Today Mathematica Policy Research is releasing a new study on the effectiveness of Teach For America (TFA). TFA places exceptional recent college graduates in teaching positions in underserved communities. This is the third such major study done.*
Here is the punchline: The study — examining TFA teachers in six regions (Chicago, Los Angeles, Houston, New Orleans, and the Mississippi Delta region) used random assignment to gather data from 17 schools, 100 classrooms, and about 2000 students — found that TFA teachers were as effective as the general population of teachers in these districts in teaching reading and more effective in teaching math. Make no mistake, TFA teachers are not outpacing all other teachers by leaps and bounds, yet this study confirms that there is not a downside (and probably an upside) to hiring TFA teachers in the present context of these communities.
Paul Decker, the lead researcher, put it this way, “TFA teachers not only had more success than other novice teachers but they had more success than teachers with an average of six years of experience in the classroom”
You’ll hear the following objections:
It was a weak control group because it included some uncertified teachers. Yes, but it was not an abstract control group, it was the actual pool of teachers teaching in these communities right now. Grumbling about the overall quality of the pool does not change the reality for kids there right now. And, TFA is offering as good, or better.
This just shows that we need to get serious about getting certified teachers into these communities. It shows we need to get serious about dealing with teacher equity because poor and minority students are getting shortchanged. But, because TFA teachers are as effective, or more so, than the average teacher in these communities right now, they are making a vital contribution to this effort right now, not down the road in some idealized environment. And remember, certified does not equal qualified. It’s worth noting that the study did not find that certified teachers outperformed the TFA teachers. Actually, though the subgroup samples are too small, it indicates the opposite for math and no difference for reading.
Teach for America teachers just teach for two years and then leave. Yes, many do, but many stay on teaching as well and 60 percent stay involved in education professionally. Besides, turnover for all teachers in these communities is high, it’s demanding work. It’s worth noting also that organizations like New Leaders for New Schools, New Schools Venture Fund, the Broad Foundation, and KIPP (which was founded by two TFA alums) are populated with former TFA’ers, that’s impact. In any event, no one castigates the Peace Corps because volunteers don’t live abroad permanently or other service opportunities that involve a limited time commitment.
What this study should do is shift the burden off of Teach for America to prove why TFA’ers should teach and onto critics of TFA to show, because they’re as good or better, why they shouldn’t. It should also spark a renewed debate about how we train and license teachers because it’s frankly not a ringing endorsement of the status quo that kids just out of college with a five week crash course turn in results like this. Just think about the results from a system that gave schools more flexibility about hiring, encouraged mentoring and support for new teachers, and included rigorous preparation…
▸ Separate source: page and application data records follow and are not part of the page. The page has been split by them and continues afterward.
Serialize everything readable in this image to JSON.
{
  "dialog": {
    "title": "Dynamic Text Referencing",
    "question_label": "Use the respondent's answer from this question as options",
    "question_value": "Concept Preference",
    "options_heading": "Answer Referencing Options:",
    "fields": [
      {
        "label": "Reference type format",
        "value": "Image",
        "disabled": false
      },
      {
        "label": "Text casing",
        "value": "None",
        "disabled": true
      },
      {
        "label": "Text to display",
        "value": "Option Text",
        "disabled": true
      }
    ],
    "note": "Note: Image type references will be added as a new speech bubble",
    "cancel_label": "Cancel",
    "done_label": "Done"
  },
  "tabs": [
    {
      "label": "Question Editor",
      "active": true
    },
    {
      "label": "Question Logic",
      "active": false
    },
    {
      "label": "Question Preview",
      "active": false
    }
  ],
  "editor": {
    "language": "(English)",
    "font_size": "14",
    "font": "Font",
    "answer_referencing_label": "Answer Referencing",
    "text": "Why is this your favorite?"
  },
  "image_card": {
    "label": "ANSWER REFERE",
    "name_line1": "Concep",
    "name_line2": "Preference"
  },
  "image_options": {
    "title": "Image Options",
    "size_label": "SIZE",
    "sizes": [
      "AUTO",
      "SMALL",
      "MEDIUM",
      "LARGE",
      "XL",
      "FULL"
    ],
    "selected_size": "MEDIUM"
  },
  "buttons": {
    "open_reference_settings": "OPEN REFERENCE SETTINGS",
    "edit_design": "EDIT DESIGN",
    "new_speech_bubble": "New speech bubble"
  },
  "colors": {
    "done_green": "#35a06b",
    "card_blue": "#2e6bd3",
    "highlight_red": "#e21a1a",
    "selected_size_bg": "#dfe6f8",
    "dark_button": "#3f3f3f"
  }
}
Straw Man Alert: It’s also worth pointing out that TFA has never claimed to be a replacement for larger efforts to improve teacher preparation, that’s a mantle foisted on it by critics. Instead, it’s an effort to get disadvantaged kids good teachers now.
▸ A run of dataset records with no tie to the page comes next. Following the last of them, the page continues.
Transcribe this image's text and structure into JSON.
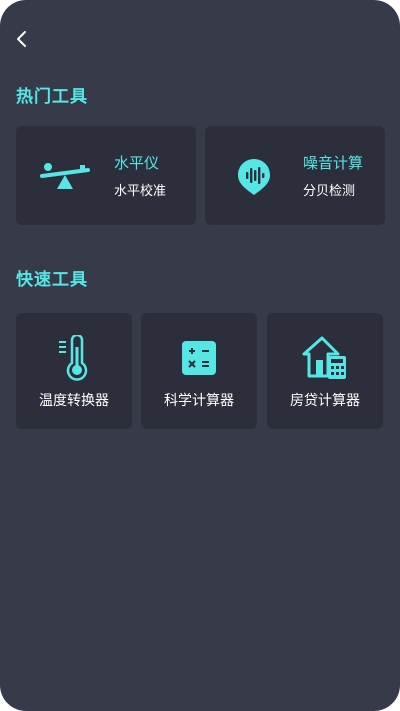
{
  "colors": {
    "background": "#373a48",
    "card": "#2c2f3b",
    "accent": "#55e6e6",
    "text": "#ffffff"
  },
  "nav": {
    "back_icon": "chevron-left-icon"
  },
  "hot_tools": {
    "title": "热门工具",
    "items": [
      {
        "title": "水平仪",
        "subtitle": "水平校准",
        "icon": "seesaw-level-icon"
      },
      {
        "title": "噪音计算",
        "subtitle": "分贝检测",
        "icon": "sound-wave-pin-icon"
      }
    ]
  },
  "quick_tools": {
    "title": "快速工具",
    "items": [
      {
        "label": "温度转换器",
        "icon": "thermometer-icon"
      },
      {
        "label": "科学计算器",
        "icon": "calculator-icon"
      },
      {
        "label": "房贷计算器",
        "icon": "house-calculator-icon"
      }
    ]
  }
}
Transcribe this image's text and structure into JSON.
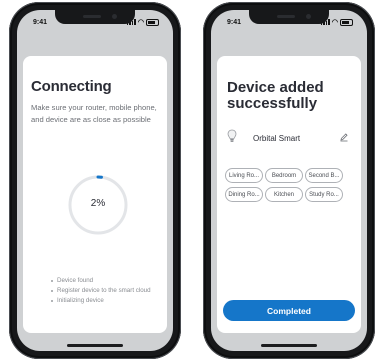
{
  "status_bar": {
    "time": "9:41"
  },
  "connecting": {
    "title": "Connecting",
    "description": "Make sure your router, mobile phone, and device are as close as possible",
    "progress_percent": 2,
    "progress_label": "2%",
    "steps": [
      "Device found",
      "Register device to the smart cloud",
      "Initializing device"
    ]
  },
  "added": {
    "title": "Device added successfully",
    "device_name": "Orbital Smart",
    "icons": {
      "device": "bulb-icon",
      "edit": "pencil-icon"
    },
    "rooms": [
      "Living Ro...",
      "Bedroom",
      "Second B...",
      "Dining Ro...",
      "Kitchen",
      "Study Ro..."
    ],
    "completed_label": "Completed"
  },
  "colors": {
    "accent": "#1576c9",
    "progress_track": "#e3e5e8"
  }
}
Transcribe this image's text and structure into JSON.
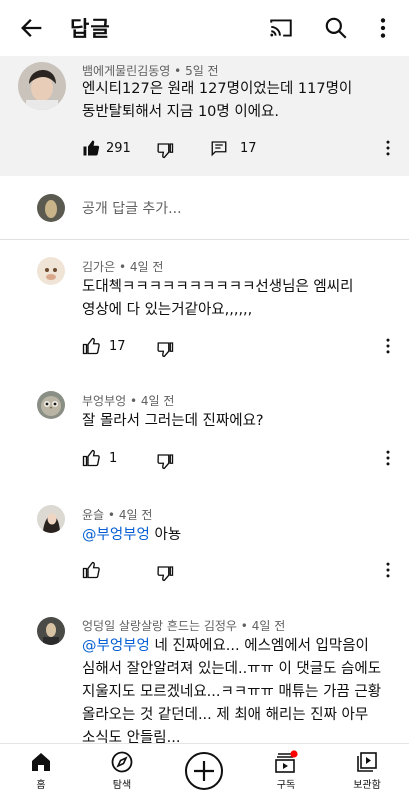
{
  "header": {
    "title": "답글"
  },
  "parent_comment": {
    "author": "뱀에게물린김동영",
    "time": "5일 전",
    "text_line1": "엔시티127은 원래 127명이었는데 117명이",
    "text_line2": "동반탈퇴해서 지금 10명 이에요.",
    "likes": "291",
    "replies": "17"
  },
  "add_reply": {
    "placeholder": "공개 답글 추가..."
  },
  "comments": [
    {
      "author": "김가은",
      "time": "4일 전",
      "text_line1": "도대첵ㅋㅋㅋㅋㅋㅋㅋㅋㅋㅋ선생님은 엠씨리",
      "text_line2": "영상에 다 있는거같아요,,,,,,",
      "likes": "17"
    },
    {
      "author": "부엉부엉",
      "time": "4일 전",
      "text_line1": "잘 몰라서 그러는데 진짜에요?",
      "likes": "1"
    },
    {
      "author": "윤슬",
      "time": "4일 전",
      "mention": "@부엉부엉",
      "text_line1": "아뇽"
    },
    {
      "author": "엉덩일 살랑살랑 흔드는 김정우",
      "time": "4일 전",
      "mention": "@부엉부엉",
      "text_line1": "네 진짜에요... 에스엠에서 입막음이",
      "text_line2": "심해서 잘안알려져 있는데..ㅠㅠ 이 댓글도 슴에도",
      "text_line3": "지울지도 모르겠네요...ㅋㅋㅠㅠ 매튜는 가끔 근황",
      "text_line4": "올라오는 것 같던데... 제 최애 해리는 진짜 아무",
      "text_line5": "소식도 안들림..."
    }
  ],
  "bottom_nav": {
    "home": "홈",
    "explore": "탐색",
    "subscriptions": "구독",
    "library": "보관함"
  },
  "colors": {
    "mention": "#065fd4",
    "notification_dot": "#ff0000",
    "parent_bg": "#f2f2f2"
  }
}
Turn the Knife Alert: Hopefully, some reporter will point out that while education schools fight accountability and reporting tooth and nail, TFA invites evaluation and is refreshingly transparent about their results. That, along with what’s proving to be a pretty good model for evaluating candidate potential and their emphasis on cohort support for new teachers are a few things that could be extrapolated to the larger policy debate…
*The other two studies…this one, (PDF) by CREDO, has the same limitations as this one in terms of the control group. But it found pretty similar results. The other, by researchers at Arizona State castigated TFA but be sure to read this quick, concise, and independent (PDF) review of it too, it’s got some pretty serious methodological flaws (read it’s a hack attack).
In the too often missing spirit of balance and debate, there was a critical review of the CREDO study on the National Commission for Teaching and America’s Future website that Eduwonk would post, but in a Kremlin-like airbrushing it seems to be gone. If any readers or comrades have a link, please send it along. Без перевода
Event: The 21st Century Schools Project had planned to host a forum on this study Friday featuring its lead author, Mathematica’s Paul Decker, Gary Galluzzo the former Dean of the Ed School at George Mason University, and Wendy Kopp, the founder of TFA. Because of President Reagan’s funeral on Friday the forum has been moved to Monday at 2PM at PPI’s offices.
Monday’s event will feature a presentation by Paul Decker of Mathematica about the study itself and reaction and discussion about policy implications from (a) David Imig, President and Chief Executive Officer of the American Association of Colleges for Teacher Education (b) Abigail Smith of Teach For America and (c) Kevin Carey of the Education Trust. It’s filling up fast so RSVP now to education AT dlcppi.org.
Update: They like ’em in LA…